Any form of coercion whether physical, mental, or emotional stamps the confession with inadmissibility because the free will of the person confessing is essential for its validity. It only shows the care to which the law wishes to insure the voluntariness of confessions.
Moreover, even if the confession is gospel truth, if it were made without the assistance of counsel, it is still inadmissible in evidence regardless of the absence of coercion or even if it had been voluntarily given.
When do the rights cease to be available?
Rights under Section 12 are terminated when charges are filed against the person. In such situation, Sections 14 and 17 come into play instead to protect the rights of the accused. Consequently, Section 12 is not applicable to persons under preliminary investigation or already charged in court for a crime. Hence, there is no occasion to speak of a person’s right while under custodial investigation.
Civil rights and liberties are valuable rights of human being during the course of his life. This is an offshoot of a broader respect to people’s existence in a civilized world. Without such recognition, our world will be reduced into barbaric environment, where the government of men are superior than the one wielded by law.
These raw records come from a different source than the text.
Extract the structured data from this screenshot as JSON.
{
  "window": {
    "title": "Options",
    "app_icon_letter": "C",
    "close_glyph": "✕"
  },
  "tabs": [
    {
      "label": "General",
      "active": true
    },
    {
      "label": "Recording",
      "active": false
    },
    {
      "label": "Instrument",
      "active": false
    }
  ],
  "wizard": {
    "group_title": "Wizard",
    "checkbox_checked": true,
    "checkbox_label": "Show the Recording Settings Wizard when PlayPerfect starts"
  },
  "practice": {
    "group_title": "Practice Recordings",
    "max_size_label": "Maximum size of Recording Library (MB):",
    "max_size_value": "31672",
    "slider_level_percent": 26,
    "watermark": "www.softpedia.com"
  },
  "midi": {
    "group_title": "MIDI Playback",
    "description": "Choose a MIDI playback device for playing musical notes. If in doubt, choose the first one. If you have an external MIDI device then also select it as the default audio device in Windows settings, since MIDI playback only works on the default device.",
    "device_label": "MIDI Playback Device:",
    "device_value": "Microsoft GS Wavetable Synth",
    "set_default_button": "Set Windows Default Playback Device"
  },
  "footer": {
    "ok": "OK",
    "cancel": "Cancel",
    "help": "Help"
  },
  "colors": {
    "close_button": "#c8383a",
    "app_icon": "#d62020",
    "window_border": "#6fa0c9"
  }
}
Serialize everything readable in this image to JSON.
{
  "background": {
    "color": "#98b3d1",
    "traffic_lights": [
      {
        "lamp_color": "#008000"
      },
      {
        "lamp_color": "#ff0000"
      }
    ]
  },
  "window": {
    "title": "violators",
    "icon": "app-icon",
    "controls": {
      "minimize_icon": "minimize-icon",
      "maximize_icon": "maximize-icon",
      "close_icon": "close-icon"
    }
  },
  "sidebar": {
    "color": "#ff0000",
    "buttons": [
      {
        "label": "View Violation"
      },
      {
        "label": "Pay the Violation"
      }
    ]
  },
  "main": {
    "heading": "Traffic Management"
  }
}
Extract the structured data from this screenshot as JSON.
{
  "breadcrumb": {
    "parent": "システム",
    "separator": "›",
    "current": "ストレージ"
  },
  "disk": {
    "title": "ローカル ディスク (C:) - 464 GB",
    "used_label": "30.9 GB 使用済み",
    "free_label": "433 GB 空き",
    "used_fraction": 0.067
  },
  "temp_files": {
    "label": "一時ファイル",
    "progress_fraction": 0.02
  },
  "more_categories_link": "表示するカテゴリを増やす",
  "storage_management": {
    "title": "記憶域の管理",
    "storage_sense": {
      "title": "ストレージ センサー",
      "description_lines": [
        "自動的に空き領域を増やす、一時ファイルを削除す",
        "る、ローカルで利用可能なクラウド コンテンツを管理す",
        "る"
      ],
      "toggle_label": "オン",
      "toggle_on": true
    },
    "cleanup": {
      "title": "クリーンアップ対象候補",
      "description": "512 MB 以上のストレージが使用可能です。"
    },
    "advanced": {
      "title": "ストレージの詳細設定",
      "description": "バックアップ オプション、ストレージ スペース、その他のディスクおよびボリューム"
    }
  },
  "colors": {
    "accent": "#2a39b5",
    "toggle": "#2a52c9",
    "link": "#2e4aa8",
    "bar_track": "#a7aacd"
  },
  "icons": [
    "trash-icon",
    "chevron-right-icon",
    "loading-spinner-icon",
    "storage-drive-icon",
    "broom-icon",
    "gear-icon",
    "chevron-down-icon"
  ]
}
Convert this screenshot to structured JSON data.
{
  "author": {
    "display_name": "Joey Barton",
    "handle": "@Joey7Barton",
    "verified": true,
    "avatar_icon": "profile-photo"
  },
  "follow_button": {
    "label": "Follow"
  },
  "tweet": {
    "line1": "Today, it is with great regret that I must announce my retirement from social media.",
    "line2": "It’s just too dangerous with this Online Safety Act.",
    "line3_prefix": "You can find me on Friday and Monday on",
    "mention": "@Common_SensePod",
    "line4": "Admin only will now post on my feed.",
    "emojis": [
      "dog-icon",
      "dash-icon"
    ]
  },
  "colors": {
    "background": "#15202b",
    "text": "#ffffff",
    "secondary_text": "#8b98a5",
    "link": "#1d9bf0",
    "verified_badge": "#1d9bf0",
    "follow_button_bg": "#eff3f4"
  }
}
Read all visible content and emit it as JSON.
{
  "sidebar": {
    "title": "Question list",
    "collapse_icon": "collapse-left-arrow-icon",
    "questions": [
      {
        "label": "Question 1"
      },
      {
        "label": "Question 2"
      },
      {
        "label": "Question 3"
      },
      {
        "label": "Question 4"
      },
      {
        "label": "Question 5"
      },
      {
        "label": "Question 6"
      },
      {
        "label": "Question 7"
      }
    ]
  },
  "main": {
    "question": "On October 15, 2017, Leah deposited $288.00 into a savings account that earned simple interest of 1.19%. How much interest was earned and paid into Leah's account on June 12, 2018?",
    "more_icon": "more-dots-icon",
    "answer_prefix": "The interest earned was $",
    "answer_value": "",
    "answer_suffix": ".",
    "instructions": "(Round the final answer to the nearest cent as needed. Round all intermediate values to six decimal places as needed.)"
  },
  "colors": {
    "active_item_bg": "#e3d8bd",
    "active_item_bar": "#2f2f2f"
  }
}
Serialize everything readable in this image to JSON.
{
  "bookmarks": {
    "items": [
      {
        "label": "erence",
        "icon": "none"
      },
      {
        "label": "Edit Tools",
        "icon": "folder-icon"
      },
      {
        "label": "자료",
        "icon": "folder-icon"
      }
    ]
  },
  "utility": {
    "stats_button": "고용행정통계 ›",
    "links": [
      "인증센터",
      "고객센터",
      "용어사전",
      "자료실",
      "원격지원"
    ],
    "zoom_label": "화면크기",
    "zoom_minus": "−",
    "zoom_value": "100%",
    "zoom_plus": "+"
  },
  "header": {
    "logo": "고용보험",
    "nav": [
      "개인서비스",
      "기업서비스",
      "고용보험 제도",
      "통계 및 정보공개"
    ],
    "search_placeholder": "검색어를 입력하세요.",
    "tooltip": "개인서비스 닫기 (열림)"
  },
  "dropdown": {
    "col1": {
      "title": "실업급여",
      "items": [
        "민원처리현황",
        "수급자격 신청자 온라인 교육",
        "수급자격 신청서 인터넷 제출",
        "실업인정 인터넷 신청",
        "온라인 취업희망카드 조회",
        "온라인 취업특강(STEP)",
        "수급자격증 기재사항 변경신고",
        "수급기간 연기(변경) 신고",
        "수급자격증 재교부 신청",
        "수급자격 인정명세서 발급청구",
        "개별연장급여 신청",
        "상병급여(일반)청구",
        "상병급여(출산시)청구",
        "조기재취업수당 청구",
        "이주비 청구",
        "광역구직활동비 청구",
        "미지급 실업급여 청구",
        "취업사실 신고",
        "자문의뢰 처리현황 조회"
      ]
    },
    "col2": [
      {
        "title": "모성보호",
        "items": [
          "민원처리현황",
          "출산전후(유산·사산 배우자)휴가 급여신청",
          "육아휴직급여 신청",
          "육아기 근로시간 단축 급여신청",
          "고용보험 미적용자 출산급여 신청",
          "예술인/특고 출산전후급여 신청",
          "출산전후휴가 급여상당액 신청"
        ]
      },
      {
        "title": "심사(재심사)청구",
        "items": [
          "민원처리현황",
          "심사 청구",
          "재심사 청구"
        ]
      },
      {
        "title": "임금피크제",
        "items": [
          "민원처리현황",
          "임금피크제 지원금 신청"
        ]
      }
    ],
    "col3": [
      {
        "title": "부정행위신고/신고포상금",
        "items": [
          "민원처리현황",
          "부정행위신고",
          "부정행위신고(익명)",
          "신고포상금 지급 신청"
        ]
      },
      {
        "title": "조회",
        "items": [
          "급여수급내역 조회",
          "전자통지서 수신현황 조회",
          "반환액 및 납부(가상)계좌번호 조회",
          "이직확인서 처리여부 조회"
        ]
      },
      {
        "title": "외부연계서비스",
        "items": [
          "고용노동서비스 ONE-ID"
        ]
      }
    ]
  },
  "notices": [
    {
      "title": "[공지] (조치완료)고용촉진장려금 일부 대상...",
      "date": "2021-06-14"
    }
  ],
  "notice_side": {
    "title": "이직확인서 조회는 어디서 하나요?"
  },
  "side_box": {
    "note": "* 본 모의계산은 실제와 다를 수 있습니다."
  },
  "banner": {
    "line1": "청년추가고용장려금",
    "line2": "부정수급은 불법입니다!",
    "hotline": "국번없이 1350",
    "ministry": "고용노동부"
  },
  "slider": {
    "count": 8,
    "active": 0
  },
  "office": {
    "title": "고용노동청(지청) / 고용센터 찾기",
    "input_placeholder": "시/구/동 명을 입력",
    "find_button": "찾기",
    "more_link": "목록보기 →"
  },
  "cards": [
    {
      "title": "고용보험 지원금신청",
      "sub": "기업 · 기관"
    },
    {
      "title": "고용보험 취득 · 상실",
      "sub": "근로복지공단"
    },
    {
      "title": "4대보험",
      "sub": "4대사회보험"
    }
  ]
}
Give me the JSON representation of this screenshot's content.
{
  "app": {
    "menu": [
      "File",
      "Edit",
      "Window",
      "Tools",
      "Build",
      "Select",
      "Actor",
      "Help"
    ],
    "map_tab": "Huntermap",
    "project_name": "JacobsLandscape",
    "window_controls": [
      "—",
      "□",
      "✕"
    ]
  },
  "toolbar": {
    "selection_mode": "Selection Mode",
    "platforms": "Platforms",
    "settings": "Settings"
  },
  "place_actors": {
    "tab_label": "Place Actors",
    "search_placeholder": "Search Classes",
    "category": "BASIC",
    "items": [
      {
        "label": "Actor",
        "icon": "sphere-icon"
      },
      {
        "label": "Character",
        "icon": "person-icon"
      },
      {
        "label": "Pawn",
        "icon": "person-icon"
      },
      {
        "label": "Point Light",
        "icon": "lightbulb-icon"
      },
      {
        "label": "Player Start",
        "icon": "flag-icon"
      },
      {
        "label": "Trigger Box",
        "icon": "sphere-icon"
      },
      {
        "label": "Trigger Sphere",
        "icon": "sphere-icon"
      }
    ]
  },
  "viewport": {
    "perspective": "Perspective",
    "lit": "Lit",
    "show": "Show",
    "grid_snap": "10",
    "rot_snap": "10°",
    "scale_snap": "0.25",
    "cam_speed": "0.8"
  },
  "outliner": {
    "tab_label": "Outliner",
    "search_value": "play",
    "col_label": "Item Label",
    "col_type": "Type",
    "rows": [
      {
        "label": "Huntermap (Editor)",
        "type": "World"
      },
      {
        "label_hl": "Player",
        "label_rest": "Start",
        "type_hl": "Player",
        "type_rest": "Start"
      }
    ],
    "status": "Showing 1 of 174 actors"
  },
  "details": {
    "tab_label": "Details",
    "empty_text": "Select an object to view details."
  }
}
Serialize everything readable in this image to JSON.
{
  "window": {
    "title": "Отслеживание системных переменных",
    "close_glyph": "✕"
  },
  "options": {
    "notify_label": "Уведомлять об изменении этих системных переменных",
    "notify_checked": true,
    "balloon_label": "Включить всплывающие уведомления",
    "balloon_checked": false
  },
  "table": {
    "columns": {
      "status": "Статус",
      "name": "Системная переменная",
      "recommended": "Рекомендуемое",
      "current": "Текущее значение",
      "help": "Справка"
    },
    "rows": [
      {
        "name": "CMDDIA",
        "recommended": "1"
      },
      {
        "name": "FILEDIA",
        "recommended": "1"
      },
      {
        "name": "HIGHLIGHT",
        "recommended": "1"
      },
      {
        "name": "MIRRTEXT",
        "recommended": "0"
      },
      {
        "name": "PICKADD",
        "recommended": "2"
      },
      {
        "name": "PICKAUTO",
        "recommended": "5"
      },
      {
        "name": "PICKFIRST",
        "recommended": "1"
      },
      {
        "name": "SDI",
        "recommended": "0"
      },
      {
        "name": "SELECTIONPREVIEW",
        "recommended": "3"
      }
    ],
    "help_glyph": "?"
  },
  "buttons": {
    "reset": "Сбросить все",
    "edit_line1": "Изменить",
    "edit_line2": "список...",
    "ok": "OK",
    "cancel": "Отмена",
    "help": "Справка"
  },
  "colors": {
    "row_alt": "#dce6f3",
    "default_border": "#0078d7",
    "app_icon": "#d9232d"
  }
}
It is of this principle that, among others, the right of an individual under custodial investigation is protected as well. He may be subjected to insurmountable pressure where his volition and sense of respect to himself may be greatly diminished.
- Section 20, Article IV, 1973 Philippine Constitution
- 1987 Philippine Constitution
- Section 12, Article III, 1987 Philippine Constitution
- Escobedo vs. Illinois 378 U.S. 478 
- Miranda vs. Arizona 384 U.S. 436 
- G.R. No. 108494, September 20, 1994
- Republic Act No. 7348
- G.R. No. 97214, July 16, 1994
- G.R. No. 133188, July 23, 2004
- G.R. No. 122142 May 17, 2000